[PROBLEM DETAILS]
Apart from the pictures, every line below is to be set down exactly.

BEGIN

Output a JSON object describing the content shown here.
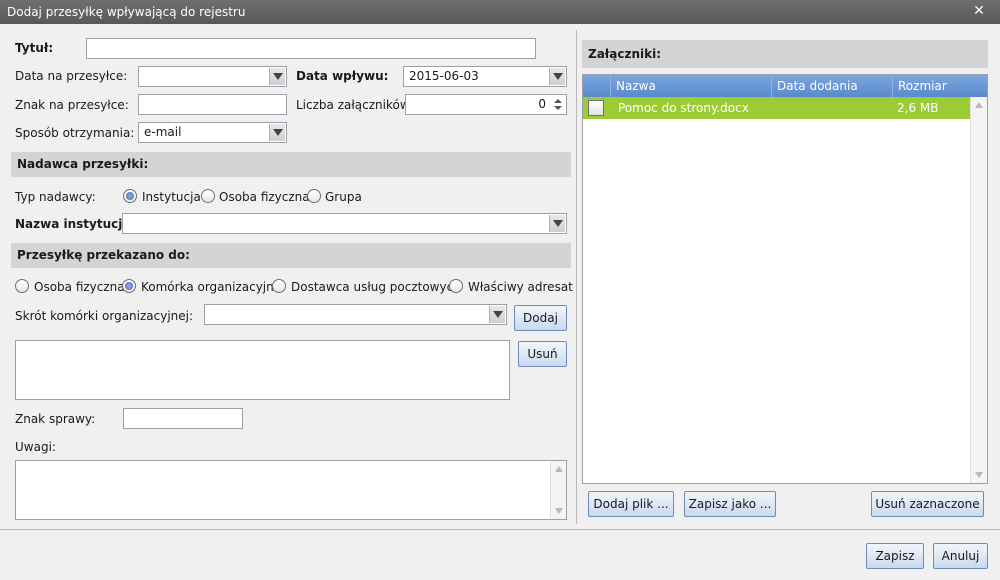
{
  "window": {
    "title": "Dodaj przesyłkę wpływającą do rejestru",
    "close_glyph": "✕"
  },
  "form": {
    "tytul_label": "Tytuł:",
    "tytul_value": "",
    "data_na_przesylce_label": "Data na przesyłce:",
    "data_na_przesylce_value": "",
    "data_wplywu_label": "Data wpływu:",
    "data_wplywu_value": "2015-06-03",
    "znak_label": "Znak na przesyłce:",
    "znak_value": "",
    "liczba_label": "Liczba załączników:",
    "liczba_value": "0",
    "sposob_label": "Sposób otrzymania:",
    "sposob_value": "e-mail"
  },
  "sender": {
    "section_title": "Nadawca przesyłki:",
    "typ_label": "Typ nadawcy:",
    "options": [
      "Instytucja",
      "Osoba fizyczna",
      "Grupa"
    ],
    "selected": "Instytucja",
    "nazwa_label": "Nazwa instytucji:",
    "nazwa_value": ""
  },
  "forward": {
    "section_title": "Przesyłkę przekazano do:",
    "options": [
      "Osoba fizyczna",
      "Komórka organizacyjna",
      "Dostawca usług pocztowych",
      "Właściwy adresat"
    ],
    "selected": "Komórka organizacyjna",
    "skrot_label": "Skrót komórki organizacyjnej:",
    "skrot_value": "",
    "add_label": "Dodaj",
    "remove_label": "Usuń"
  },
  "case": {
    "znak_sprawy_label": "Znak sprawy:",
    "znak_sprawy_value": "",
    "uwagi_label": "Uwagi:",
    "uwagi_value": ""
  },
  "attachments": {
    "section_title": "Załączniki:",
    "columns": [
      "Nazwa",
      "Data dodania",
      "Rozmiar"
    ],
    "rows": [
      {
        "name": "Pomoc do strony.docx",
        "date": "",
        "size": "2,6 MB",
        "checked": false
      }
    ],
    "row_color": "#9ccc35",
    "add_file_label": "Dodaj plik ...",
    "save_as_label": "Zapisz jako ...",
    "remove_selected_label": "Usuń zaznaczone"
  },
  "footer": {
    "save_label": "Zapisz",
    "cancel_label": "Anuluj"
  }
}
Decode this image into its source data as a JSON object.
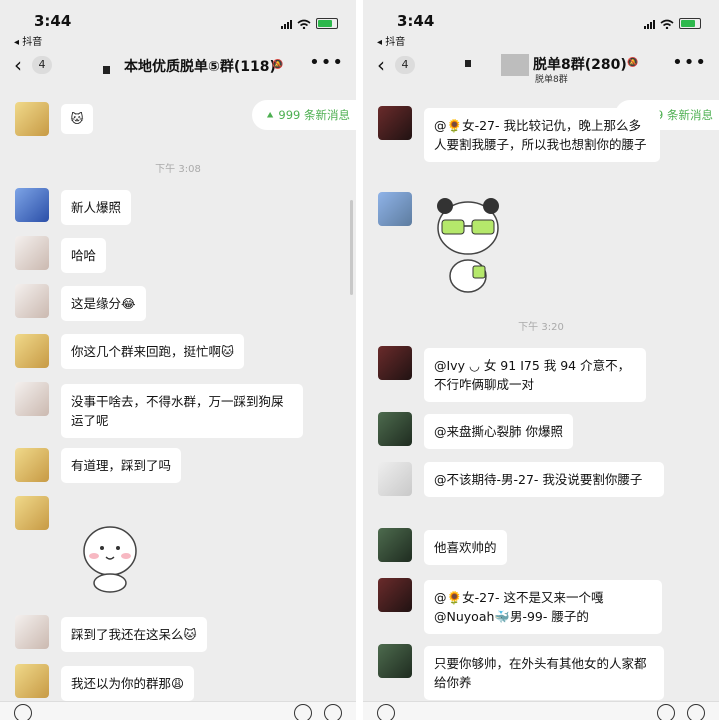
{
  "left": {
    "status_time": "3:44",
    "back_app": "◂ 抖音",
    "back_count": "4",
    "title": "本地优质脱单⑤群(118)",
    "new_msgs": "999 条新消息",
    "sys_time": "下午 3:08",
    "messages": [
      {
        "text": "新人爆照"
      },
      {
        "text": "哈哈"
      },
      {
        "text": "这是缘分😂"
      },
      {
        "text": "你这几个群来回跑，挺忙啊🐱"
      },
      {
        "text": "没事干啥去，不得水群，万一踩到狗屎运了呢"
      },
      {
        "text": "有道理，踩到了吗"
      },
      {
        "text": "踩到了我还在这呆么🐱"
      },
      {
        "text": "我还以为你的群那😩"
      }
    ]
  },
  "right": {
    "status_time": "3:44",
    "back_app": "◂ 抖音",
    "back_count": "4",
    "title": "脱单8群(280)",
    "subtitle": "脱单8群",
    "new_msgs": "999 条新消息",
    "sys_time": "下午 3:20",
    "messages": [
      {
        "text": "@🌻女-27-  我比较记仇，晚上那么多人要割我腰子，所以我也想割你的腰子"
      },
      {
        "text": "@Ivy ◡ 女 91    I75 我 94 介意不，不行咋俩聊成一对"
      },
      {
        "text": "@来盘撕心裂肺 你爆照"
      },
      {
        "text": "@不该期待-男-27-    我没说要割你腰子"
      },
      {
        "text": "他喜欢帅的"
      },
      {
        "text": "@🌻女-27-    这不是又来一个嘎 @Nuyoah🐳男-99-    腰子的"
      },
      {
        "text": "只要你够帅，在外头有其他女的人家都给你养"
      }
    ]
  }
}
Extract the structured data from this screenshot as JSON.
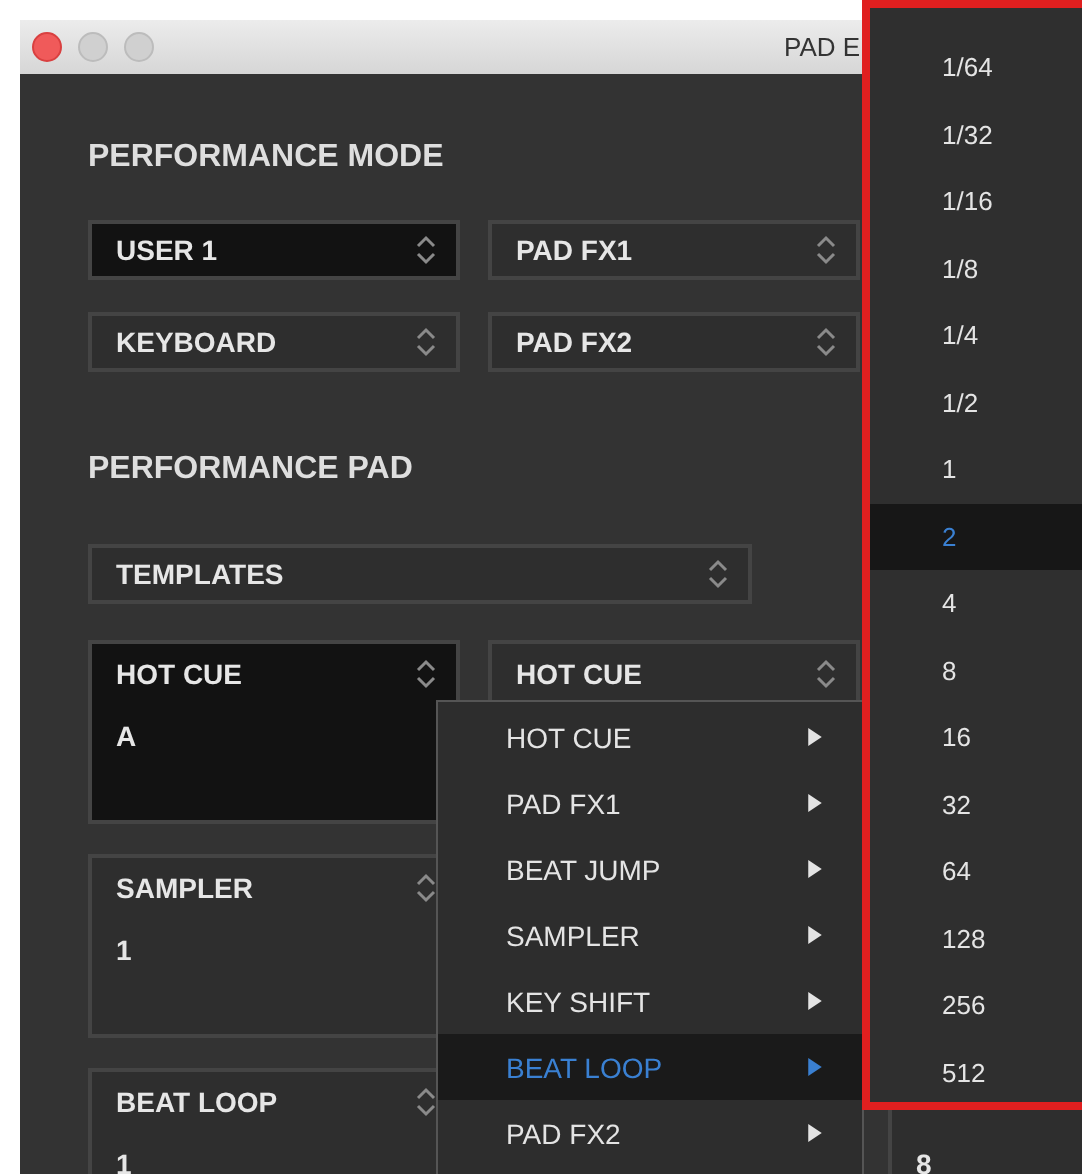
{
  "window": {
    "title": "PAD E"
  },
  "performance_mode": {
    "heading": "PERFORMANCE MODE",
    "selects": [
      {
        "value": "USER 1",
        "selected": true
      },
      {
        "value": "PAD FX1",
        "selected": false
      },
      {
        "value": "KEYBOARD",
        "selected": false
      },
      {
        "value": "PAD FX2",
        "selected": false
      }
    ]
  },
  "performance_pad": {
    "heading": "PERFORMANCE PAD",
    "templates": "TEMPLATES",
    "pad_columns": [
      [
        {
          "mode": "HOT CUE",
          "value": "A",
          "selected": true
        },
        {
          "mode": "SAMPLER",
          "value": "1",
          "selected": false
        },
        {
          "mode": "BEAT LOOP",
          "value": "1",
          "selected": false
        }
      ],
      [
        {
          "mode": "HOT CUE",
          "selected": false
        }
      ],
      [
        {
          "value": "8",
          "selected": false
        }
      ]
    ]
  },
  "pad_mode_menu": {
    "items": [
      {
        "label": "HOT CUE",
        "selected": false
      },
      {
        "label": "PAD FX1",
        "selected": false
      },
      {
        "label": "BEAT JUMP",
        "selected": false
      },
      {
        "label": "SAMPLER",
        "selected": false
      },
      {
        "label": "KEY SHIFT",
        "selected": false
      },
      {
        "label": "BEAT LOOP",
        "selected": true
      },
      {
        "label": "PAD FX2",
        "selected": false
      }
    ]
  },
  "beat_loop_menu": {
    "items": [
      {
        "label": "1/64",
        "selected": false
      },
      {
        "label": "1/32",
        "selected": false
      },
      {
        "label": "1/16",
        "selected": false
      },
      {
        "label": "1/8",
        "selected": false
      },
      {
        "label": "1/4",
        "selected": false
      },
      {
        "label": "1/2",
        "selected": false
      },
      {
        "label": "1",
        "selected": false
      },
      {
        "label": "2",
        "selected": true
      },
      {
        "label": "4",
        "selected": false
      },
      {
        "label": "8",
        "selected": false
      },
      {
        "label": "16",
        "selected": false
      },
      {
        "label": "32",
        "selected": false
      },
      {
        "label": "64",
        "selected": false
      },
      {
        "label": "128",
        "selected": false
      },
      {
        "label": "256",
        "selected": false
      },
      {
        "label": "512",
        "selected": false
      }
    ]
  }
}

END

[WRITTEN REPLY]
Output a JSON object describing the content shown here.
{
  "window": {
    "title": "Dodaj przesyłkę wpływającą do rejestru",
    "close_glyph": "✕"
  },
  "form": {
    "tytul_label": "Tytuł:",
    "tytul_value": "",
    "data_na_przesylce_label": "Data na przesyłce:",
    "data_na_przesylce_value": "",
    "data_wplywu_label": "Data wpływu:",
    "data_wplywu_value": "2015-06-03",
    "znak_label": "Znak na przesyłce:",
    "znak_value": "",
    "liczba_label": "Liczba załączników:",
    "liczba_value": "0",
    "sposob_label": "Sposób otrzymania:",
    "sposob_value": "e-mail"
  },
  "sender": {
    "section_title": "Nadawca przesyłki:",
    "typ_label": "Typ nadawcy:",
    "options": [
      "Instytucja",
      "Osoba fizyczna",
      "Grupa"
    ],
    "selected": "Instytucja",
    "nazwa_label": "Nazwa instytucji:",
    "nazwa_value": ""
  },
  "forward": {
    "section_title": "Przesyłkę przekazano do:",
    "options": [
      "Osoba fizyczna",
      "Komórka organizacyjna",
      "Dostawca usług pocztowych",
      "Właściwy adresat"
    ],
    "selected": "Komórka organizacyjna",
    "skrot_label": "Skrót komórki organizacyjnej:",
    "skrot_value": "",
    "add_label": "Dodaj",
    "remove_label": "Usuń"
  },
  "case": {
    "znak_sprawy_label": "Znak sprawy:",
    "znak_sprawy_value": "",
    "uwagi_label": "Uwagi:",
    "uwagi_value": ""
  },
  "attachments": {
    "section_title": "Załączniki:",
    "columns": [
      "Nazwa",
      "Data dodania",
      "Rozmiar"
    ],
    "rows": [
      {
        "name": "Pomoc do strony.docx",
        "date": "",
        "size": "2,6 MB",
        "checked": false
      }
    ],
    "row_color": "#9ccc35",
    "add_file_label": "Dodaj plik ...",
    "save_as_label": "Zapisz jako ...",
    "remove_selected_label": "Usuń zaznaczone"
  },
  "footer": {
    "save_label": "Zapisz",
    "cancel_label": "Anuluj"
  }
}
Decode this image into its source data as a JSON object.
{
  "left": {
    "status_time": "3:44",
    "back_app": "◂ 抖音",
    "back_count": "4",
    "title": "本地优质脱单⑤群(118)",
    "new_msgs": "999 条新消息",
    "sys_time": "下午 3:08",
    "messages": [
      {
        "text": "新人爆照"
      },
      {
        "text": "哈哈"
      },
      {
        "text": "这是缘分😂"
      },
      {
        "text": "你这几个群来回跑，挺忙啊🐱"
      },
      {
        "text": "没事干啥去，不得水群，万一踩到狗屎运了呢"
      },
      {
        "text": "有道理，踩到了吗"
      },
      {
        "text": "踩到了我还在这呆么🐱"
      },
      {
        "text": "我还以为你的群那😩"
      }
    ]
  },
  "right": {
    "status_time": "3:44",
    "back_app": "◂ 抖音",
    "back_count": "4",
    "title": "脱单8群(280)",
    "subtitle": "脱单8群",
    "new_msgs": "999 条新消息",
    "sys_time": "下午 3:20",
    "messages": [
      {
        "text": "@🌻女-27-  我比较记仇，晚上那么多人要割我腰子，所以我也想割你的腰子"
      },
      {
        "text": "@Ivy ◡ 女 91    I75 我 94 介意不，不行咋俩聊成一对"
      },
      {
        "text": "@来盘撕心裂肺 你爆照"
      },
      {
        "text": "@不该期待-男-27-    我没说要割你腰子"
      },
      {
        "text": "他喜欢帅的"
      },
      {
        "text": "@🌻女-27-    这不是又来一个嘎 @Nuyoah🐳男-99-    腰子的"
      },
      {
        "text": "只要你够帅，在外头有其他女的人家都给你养"
      }
    ]
  }
}
Extract the structured data from this screenshot as JSON.
{
  "window": {
    "title": "PAD E"
  },
  "performance_mode": {
    "heading": "PERFORMANCE MODE",
    "selects": [
      {
        "value": "USER 1",
        "selected": true
      },
      {
        "value": "PAD FX1",
        "selected": false
      },
      {
        "value": "KEYBOARD",
        "selected": false
      },
      {
        "value": "PAD FX2",
        "selected": false
      }
    ]
  },
  "performance_pad": {
    "heading": "PERFORMANCE PAD",
    "templates": "TEMPLATES",
    "pad_columns": [
      [
        {
          "mode": "HOT CUE",
          "value": "A",
          "selected": true
        },
        {
          "mode": "SAMPLER",
          "value": "1",
          "selected": false
        },
        {
          "mode": "BEAT LOOP",
          "value": "1",
          "selected": false
        }
      ],
      [
        {
          "mode": "HOT CUE",
          "selected": false
        }
      ],
      [
        {
          "value": "8",
          "selected": false
        }
      ]
    ]
  },
  "pad_mode_menu": {
    "items": [
      {
        "label": "HOT CUE",
        "selected": false
      },
      {
        "label": "PAD FX1",
        "selected": false
      },
      {
        "label": "BEAT JUMP",
        "selected": false
      },
      {
        "label": "SAMPLER",
        "selected": false
      },
      {
        "label": "KEY SHIFT",
        "selected": false
      },
      {
        "label": "BEAT LOOP",
        "selected": true
      },
      {
        "label": "PAD FX2",
        "selected": false
      }
    ]
  },
  "beat_loop_menu": {
    "items": [
      {
        "label": "1/64",
        "selected": false
      },
      {
        "label": "1/32",
        "selected": false
      },
      {
        "label": "1/16",
        "selected": false
      },
      {
        "label": "1/8",
        "selected": false
      },
      {
        "label": "1/4",
        "selected": false
      },
      {
        "label": "1/2",
        "selected": false
      },
      {
        "label": "1",
        "selected": false
      },
      {
        "label": "2",
        "selected": true
      },
      {
        "label": "4",
        "selected": false
      },
      {
        "label": "8",
        "selected": false
      },
      {
        "label": "16",
        "selected": false
      },
      {
        "label": "32",
        "selected": false
      },
      {
        "label": "64",
        "selected": false
      },
      {
        "label": "128",
        "selected": false
      },
      {
        "label": "256",
        "selected": false
      },
      {
        "label": "512",
        "selected": false
      }
    ]
  }
}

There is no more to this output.